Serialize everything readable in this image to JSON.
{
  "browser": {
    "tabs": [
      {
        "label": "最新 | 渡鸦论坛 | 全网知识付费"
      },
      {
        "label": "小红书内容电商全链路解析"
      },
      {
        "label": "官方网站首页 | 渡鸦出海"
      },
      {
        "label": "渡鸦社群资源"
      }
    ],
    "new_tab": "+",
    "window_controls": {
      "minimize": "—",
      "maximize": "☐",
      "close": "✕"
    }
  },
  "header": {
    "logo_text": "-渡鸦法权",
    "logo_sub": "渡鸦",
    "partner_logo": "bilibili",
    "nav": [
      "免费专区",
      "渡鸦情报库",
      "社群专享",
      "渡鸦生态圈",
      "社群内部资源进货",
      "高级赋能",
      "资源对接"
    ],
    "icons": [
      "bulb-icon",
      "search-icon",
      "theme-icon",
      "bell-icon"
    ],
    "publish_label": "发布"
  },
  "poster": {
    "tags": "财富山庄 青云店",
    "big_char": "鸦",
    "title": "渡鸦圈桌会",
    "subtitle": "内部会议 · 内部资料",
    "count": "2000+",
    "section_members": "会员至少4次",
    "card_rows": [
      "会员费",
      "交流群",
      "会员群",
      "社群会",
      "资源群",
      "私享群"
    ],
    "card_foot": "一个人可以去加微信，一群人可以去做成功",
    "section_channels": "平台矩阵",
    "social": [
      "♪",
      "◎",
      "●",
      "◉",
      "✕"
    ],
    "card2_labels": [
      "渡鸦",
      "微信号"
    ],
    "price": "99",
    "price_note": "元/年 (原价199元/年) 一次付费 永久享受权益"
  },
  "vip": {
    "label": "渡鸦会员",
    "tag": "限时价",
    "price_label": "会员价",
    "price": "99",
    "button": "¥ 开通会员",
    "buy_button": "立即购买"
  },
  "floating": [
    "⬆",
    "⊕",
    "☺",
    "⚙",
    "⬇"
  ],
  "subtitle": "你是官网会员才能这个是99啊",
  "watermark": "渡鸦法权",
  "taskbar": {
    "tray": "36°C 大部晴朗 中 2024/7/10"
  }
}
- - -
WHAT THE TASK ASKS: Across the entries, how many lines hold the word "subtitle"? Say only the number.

RESPONSE AREA: 2